This activity done frequently in short periods of time throughout a day may have a bigger impact on your stress reduction than that yoga class you’ve been meaning to get to. So the next time you get cut off on the freeway, overloaded with another task at work, or frustrated with your child notice how your body responds and let go of the tension in your muscles.
I was lucky enough to be featured on Dr. Christina Hibbert’s podcast Motherhood a few weeks ago. We spent an hour talking about the importance of Moms in their child’s life- focusing on the power of play!
Play is a crucial part of healthy development for our children, and guess what? It’s an essential part of a healthy YOU, too. Through play, we can better understand our children, their needs, and what we can do to help them through the hard times. We can also strengthen relationships and build connections that last a lifetime. And when we approach life and motherhood more playfully, we not only set the example for our kids; we actually learn, create, relax, and live better, too. In this episode, I’m talking with Clair Mellenthin, LCSW, an expert on play therapy, and she’s got some valuable lessons each of us needs to hear about the power of play—for us, for our children, and for our families. Don’t miss this fun, fact-filled, play-inspiring episode! And visit my website DrChristinaHibbert.com for more on this and other “Motherhood” topics!
With the 2016 right around the corner there is so much to pause and reflect on from 2015. The highest of highs and the lowest of lows are all taken into account when assessing the 15th rotation since the dawn of the new millennium. Perhaps you finally completed that project you’ve been meaning to get around to, or you landed that promotion you were really hoping for, or signed on the house of your dreams, or…not. The beauty of it all is you set goals for the year and whether you achieved them or not give yourself credit for setting them in the first place. As we all get to the usual ritual of setting resolutions for 2016 remember these two things:
Be the good you want to see – If you feel like things aren’t unicorns and skittles as often as you’d like then that is a good sign that it is time to do some self-evaluating and figure out what you are doing to contribute to that unhappiness. Give yourself permission to answer the tough questions like, “What part did I play in how things turned out?”, “How could I have handled that situation differently?”, or “What can I do better?” Rarely is the case where someone else’s actions directly impact our levels of satisfaction – it is more often the case of how we react to their actions that has that impact. Be the good you want to see and then take notice just how much your perspective will change as you’re able to balance out the bad with the good. Let your inner Yoda serve as motivation to remind you to do or do not because there is no try.

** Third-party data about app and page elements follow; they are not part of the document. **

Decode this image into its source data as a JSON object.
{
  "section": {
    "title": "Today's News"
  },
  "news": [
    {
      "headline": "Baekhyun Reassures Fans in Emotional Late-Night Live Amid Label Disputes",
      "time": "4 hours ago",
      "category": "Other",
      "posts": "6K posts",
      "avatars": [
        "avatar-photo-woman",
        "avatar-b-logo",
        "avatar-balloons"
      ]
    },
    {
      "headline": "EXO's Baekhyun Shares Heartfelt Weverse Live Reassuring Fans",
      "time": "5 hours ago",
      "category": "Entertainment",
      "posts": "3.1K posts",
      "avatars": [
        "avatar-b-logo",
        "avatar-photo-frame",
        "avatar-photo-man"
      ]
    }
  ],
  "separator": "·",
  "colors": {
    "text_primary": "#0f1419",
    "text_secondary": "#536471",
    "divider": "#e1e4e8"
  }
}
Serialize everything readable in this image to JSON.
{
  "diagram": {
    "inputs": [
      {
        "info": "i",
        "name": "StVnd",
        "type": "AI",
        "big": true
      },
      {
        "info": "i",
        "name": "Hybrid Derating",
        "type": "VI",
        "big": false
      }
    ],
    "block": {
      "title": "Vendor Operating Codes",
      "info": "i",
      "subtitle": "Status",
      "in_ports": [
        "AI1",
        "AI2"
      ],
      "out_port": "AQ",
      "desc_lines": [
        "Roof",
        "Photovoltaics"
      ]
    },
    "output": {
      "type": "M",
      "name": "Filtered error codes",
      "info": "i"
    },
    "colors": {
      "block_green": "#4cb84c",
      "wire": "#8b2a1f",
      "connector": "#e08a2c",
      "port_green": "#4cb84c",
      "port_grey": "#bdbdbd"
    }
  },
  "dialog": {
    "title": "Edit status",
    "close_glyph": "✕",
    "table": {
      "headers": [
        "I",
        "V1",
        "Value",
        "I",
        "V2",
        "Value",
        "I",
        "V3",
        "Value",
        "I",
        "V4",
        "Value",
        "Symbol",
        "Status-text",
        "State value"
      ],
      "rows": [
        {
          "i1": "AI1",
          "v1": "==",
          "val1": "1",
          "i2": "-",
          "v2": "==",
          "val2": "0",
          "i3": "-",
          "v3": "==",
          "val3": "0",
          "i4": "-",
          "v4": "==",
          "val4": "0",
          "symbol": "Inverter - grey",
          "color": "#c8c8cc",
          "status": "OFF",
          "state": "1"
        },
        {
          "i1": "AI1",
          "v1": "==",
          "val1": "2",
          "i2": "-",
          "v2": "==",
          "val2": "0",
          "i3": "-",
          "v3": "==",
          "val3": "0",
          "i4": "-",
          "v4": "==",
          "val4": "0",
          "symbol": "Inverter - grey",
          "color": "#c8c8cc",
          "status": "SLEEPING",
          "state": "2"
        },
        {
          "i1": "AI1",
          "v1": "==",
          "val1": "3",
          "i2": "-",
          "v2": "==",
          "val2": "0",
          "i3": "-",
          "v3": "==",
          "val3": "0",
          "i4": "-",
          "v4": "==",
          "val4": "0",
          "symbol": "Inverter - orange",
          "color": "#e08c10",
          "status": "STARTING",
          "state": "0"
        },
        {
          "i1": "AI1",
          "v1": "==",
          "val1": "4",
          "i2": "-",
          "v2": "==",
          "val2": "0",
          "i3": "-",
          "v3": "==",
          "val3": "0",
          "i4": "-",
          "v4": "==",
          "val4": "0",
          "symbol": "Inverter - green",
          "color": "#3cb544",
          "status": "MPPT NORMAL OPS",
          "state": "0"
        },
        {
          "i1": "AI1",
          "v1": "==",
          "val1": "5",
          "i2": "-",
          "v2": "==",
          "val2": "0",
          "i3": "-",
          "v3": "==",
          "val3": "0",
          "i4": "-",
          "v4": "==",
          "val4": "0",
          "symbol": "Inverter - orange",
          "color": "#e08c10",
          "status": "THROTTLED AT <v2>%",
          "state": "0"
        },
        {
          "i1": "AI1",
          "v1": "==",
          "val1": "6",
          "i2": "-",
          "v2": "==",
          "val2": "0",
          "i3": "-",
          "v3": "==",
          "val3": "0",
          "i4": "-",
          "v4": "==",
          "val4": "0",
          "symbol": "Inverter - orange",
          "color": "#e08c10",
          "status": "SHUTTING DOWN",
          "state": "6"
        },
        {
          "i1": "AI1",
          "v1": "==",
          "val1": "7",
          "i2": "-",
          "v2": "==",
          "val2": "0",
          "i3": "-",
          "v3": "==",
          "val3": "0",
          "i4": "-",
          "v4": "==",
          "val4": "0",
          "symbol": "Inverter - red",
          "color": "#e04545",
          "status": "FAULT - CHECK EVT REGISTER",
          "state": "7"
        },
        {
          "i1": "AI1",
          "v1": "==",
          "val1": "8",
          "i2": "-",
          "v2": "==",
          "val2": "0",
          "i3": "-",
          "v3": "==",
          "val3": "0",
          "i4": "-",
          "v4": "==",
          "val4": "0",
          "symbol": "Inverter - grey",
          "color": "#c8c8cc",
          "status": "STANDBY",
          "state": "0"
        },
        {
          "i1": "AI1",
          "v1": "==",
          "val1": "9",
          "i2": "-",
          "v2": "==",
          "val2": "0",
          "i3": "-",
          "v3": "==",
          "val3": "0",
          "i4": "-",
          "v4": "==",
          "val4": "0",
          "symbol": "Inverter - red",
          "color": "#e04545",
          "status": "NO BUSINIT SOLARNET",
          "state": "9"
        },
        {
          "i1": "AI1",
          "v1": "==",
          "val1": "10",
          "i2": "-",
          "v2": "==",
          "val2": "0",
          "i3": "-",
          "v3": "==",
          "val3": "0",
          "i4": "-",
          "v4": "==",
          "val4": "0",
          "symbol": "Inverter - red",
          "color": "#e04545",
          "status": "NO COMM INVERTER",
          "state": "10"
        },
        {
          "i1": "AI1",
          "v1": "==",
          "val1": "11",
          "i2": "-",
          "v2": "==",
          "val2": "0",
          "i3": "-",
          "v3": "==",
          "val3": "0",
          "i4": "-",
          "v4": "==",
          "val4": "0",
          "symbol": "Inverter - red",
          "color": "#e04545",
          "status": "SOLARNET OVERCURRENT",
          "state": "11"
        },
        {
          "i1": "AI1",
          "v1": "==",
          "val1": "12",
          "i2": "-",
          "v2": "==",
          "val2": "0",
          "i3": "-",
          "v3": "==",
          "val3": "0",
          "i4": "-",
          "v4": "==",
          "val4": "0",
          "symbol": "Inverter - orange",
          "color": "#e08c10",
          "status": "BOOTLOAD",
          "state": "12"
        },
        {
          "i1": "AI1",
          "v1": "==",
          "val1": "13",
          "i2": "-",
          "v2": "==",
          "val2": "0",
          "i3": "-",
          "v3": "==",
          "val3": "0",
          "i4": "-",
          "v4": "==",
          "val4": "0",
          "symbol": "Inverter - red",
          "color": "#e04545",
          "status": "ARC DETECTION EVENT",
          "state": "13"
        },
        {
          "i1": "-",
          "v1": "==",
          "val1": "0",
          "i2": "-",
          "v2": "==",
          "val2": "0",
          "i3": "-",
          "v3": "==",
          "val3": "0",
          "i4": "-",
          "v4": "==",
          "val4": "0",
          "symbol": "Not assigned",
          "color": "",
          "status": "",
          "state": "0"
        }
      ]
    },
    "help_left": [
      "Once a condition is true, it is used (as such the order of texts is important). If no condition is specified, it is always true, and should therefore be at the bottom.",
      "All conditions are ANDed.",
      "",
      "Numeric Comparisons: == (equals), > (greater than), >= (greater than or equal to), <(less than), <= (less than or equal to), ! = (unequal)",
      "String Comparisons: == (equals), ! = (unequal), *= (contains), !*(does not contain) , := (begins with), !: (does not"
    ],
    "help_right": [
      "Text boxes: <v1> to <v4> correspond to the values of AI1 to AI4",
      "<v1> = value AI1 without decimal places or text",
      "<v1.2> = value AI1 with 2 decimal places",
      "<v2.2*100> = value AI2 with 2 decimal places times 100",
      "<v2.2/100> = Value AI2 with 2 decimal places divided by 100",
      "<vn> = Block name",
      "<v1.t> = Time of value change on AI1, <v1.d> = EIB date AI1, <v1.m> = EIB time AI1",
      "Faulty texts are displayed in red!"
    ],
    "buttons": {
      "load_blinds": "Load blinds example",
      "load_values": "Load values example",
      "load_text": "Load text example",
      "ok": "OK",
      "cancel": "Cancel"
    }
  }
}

Give yourself the credit you deserve – We often suffer from the “I’m not good enough” disease which eats away at our self-esteem and leave us defenseless against the tyranny of being our own worst critic. So what if you finished last in your first marathon, YOU FINISHED A MARATHON! I certainly can’t say that and I’m pretty awesome! So go head…it’s ya birthday…we gonna party like it’s ya birthday because you deserve the credit! It’s so easy to get caught up in the grass is greener mentality but I assure you it is all about proper lawn care and maintenance that gives it that crisp sheen. That maintenance involves celebrating the small victories in life like finishing your first marathon because it is the small things that we remember the most which ultimately becomes the cherished memories that we can look back upon fondly. Now go forward with that luxurious lawn that everyone else will be envious of and be the awesome person that you are in 2016!